- **What is required**: Whenever the word "screenshot" appears on a line of the material below, that line is counted; state the total alone.

━━━━━━

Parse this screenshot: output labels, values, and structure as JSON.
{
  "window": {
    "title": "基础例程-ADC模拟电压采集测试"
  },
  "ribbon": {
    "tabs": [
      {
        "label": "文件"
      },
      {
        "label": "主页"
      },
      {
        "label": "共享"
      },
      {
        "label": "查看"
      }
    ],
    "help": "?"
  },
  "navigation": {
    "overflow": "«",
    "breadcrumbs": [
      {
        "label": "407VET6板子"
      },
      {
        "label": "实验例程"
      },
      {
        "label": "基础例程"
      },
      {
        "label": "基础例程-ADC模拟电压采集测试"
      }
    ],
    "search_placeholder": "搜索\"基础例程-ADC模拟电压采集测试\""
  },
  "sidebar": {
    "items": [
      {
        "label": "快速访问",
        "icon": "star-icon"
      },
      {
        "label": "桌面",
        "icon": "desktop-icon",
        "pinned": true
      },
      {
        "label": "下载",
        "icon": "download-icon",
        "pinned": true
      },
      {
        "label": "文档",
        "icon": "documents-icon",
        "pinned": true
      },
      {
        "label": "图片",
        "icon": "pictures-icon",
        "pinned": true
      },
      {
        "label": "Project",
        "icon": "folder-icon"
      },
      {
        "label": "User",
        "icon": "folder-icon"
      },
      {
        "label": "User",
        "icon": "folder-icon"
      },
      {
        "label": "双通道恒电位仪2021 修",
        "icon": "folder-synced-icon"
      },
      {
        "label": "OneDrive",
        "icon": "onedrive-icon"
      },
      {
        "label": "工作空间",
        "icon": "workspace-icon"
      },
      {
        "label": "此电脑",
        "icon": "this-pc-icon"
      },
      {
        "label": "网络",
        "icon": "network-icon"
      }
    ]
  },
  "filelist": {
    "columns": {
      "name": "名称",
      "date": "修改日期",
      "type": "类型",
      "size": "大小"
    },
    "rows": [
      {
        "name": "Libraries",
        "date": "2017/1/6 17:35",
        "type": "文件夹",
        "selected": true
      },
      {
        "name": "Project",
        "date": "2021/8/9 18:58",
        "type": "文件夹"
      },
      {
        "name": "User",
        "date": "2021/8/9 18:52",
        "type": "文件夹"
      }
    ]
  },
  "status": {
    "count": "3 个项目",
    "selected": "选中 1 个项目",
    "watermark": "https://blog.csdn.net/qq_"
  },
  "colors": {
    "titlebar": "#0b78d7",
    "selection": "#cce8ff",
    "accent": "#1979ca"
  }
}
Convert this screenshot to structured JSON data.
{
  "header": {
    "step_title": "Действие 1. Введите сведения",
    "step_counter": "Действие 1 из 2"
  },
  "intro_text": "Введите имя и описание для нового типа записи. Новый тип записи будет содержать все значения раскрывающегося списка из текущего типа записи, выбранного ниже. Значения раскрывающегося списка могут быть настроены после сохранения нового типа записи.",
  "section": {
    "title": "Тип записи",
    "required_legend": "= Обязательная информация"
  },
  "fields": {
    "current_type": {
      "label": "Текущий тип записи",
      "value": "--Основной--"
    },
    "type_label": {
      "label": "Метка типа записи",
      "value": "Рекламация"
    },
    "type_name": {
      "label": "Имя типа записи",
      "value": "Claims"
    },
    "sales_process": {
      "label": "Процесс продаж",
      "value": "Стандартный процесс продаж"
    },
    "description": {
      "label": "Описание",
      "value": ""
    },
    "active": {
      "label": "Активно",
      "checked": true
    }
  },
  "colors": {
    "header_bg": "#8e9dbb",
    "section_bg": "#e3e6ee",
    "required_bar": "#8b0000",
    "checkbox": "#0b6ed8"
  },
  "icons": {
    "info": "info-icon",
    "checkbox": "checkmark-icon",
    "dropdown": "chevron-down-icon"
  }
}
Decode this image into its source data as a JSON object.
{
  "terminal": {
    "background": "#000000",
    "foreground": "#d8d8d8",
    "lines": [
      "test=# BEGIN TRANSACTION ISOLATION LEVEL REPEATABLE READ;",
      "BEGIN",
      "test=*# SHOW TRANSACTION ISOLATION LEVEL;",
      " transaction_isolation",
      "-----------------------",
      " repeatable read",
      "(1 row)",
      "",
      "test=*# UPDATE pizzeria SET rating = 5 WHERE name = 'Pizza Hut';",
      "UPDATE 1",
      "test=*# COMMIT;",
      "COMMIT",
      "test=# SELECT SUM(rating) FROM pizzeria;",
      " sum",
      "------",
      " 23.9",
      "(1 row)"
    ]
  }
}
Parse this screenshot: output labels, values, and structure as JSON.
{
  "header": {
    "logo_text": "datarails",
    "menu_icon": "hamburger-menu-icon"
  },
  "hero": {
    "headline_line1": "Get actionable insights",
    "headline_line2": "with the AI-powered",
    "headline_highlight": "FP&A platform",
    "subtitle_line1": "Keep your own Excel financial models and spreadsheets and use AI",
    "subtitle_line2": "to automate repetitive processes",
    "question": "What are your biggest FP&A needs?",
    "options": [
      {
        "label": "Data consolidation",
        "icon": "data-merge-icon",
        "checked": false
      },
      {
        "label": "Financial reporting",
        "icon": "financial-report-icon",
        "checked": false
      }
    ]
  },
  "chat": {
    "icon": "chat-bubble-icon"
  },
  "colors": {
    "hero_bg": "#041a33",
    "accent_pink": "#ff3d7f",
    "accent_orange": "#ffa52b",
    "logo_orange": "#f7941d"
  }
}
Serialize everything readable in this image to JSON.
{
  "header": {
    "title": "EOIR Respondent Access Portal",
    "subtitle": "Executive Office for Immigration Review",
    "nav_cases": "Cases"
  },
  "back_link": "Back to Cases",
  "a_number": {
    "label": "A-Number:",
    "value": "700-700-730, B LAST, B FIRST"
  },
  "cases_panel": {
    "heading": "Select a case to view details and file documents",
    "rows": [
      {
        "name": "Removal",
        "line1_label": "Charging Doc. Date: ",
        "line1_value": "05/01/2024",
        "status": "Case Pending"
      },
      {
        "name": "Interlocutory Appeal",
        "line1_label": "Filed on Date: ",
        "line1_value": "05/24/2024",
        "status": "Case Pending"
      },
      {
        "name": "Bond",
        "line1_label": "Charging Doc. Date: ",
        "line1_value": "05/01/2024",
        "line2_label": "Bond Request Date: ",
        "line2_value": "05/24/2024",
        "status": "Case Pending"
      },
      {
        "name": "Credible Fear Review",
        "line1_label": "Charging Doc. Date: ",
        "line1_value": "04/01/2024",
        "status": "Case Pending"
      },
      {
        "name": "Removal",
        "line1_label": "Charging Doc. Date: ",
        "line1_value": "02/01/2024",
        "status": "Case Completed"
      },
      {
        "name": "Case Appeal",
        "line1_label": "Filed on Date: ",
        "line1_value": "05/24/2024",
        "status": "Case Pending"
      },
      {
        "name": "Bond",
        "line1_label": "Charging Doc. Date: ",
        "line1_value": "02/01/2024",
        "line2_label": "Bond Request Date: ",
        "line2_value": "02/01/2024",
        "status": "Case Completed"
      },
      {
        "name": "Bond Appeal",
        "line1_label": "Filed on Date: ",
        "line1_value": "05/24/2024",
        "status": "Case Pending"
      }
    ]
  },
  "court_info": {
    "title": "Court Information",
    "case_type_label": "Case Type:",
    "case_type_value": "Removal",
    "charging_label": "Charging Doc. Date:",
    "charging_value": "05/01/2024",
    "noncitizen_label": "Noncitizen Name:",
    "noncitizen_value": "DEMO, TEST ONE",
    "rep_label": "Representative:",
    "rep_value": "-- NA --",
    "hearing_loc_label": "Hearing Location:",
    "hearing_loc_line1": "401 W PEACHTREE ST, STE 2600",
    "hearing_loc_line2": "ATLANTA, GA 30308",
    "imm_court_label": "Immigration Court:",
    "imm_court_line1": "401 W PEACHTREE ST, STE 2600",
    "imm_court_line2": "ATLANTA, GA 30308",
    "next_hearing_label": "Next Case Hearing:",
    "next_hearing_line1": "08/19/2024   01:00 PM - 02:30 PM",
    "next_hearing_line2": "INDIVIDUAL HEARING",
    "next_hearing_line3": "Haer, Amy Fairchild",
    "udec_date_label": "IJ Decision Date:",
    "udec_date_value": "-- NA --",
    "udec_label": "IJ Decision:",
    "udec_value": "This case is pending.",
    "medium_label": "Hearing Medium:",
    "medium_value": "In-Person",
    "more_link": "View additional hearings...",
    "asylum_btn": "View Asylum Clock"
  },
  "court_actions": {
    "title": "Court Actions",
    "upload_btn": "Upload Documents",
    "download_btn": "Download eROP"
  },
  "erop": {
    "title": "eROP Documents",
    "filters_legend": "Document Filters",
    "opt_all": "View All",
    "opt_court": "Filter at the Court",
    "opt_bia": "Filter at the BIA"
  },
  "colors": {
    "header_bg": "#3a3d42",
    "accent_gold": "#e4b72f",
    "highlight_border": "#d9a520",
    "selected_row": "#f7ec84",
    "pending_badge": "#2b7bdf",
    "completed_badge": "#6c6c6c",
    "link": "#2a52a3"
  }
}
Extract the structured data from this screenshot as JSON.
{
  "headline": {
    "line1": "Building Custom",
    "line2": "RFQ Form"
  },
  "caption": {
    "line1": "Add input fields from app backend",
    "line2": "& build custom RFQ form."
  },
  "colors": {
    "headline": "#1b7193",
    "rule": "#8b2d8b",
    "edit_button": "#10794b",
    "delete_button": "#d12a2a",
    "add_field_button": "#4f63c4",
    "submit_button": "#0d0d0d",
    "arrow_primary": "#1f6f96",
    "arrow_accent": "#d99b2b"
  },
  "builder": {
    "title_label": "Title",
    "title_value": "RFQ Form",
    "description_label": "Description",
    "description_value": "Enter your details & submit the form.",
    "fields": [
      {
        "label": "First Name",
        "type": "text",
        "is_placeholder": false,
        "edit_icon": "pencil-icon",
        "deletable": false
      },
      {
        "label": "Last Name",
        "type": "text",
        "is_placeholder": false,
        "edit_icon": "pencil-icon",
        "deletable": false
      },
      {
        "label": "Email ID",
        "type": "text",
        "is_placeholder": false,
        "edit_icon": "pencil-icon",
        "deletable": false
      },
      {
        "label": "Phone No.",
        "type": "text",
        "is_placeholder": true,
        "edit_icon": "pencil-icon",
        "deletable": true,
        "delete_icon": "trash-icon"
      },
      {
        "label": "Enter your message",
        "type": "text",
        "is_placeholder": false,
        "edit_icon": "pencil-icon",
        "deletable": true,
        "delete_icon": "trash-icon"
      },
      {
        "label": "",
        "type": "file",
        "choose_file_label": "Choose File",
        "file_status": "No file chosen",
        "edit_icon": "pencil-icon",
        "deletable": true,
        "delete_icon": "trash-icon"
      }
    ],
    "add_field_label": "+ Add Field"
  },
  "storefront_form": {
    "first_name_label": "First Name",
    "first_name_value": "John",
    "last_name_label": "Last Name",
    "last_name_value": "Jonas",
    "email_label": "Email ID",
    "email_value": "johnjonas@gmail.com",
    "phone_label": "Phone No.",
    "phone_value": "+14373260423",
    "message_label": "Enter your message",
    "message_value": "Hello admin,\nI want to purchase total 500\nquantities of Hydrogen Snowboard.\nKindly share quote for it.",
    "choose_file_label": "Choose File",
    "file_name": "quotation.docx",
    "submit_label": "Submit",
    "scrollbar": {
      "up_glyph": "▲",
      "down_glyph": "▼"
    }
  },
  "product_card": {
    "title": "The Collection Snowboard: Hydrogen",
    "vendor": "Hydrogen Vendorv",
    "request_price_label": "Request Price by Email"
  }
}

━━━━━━

- **Expected output**: 4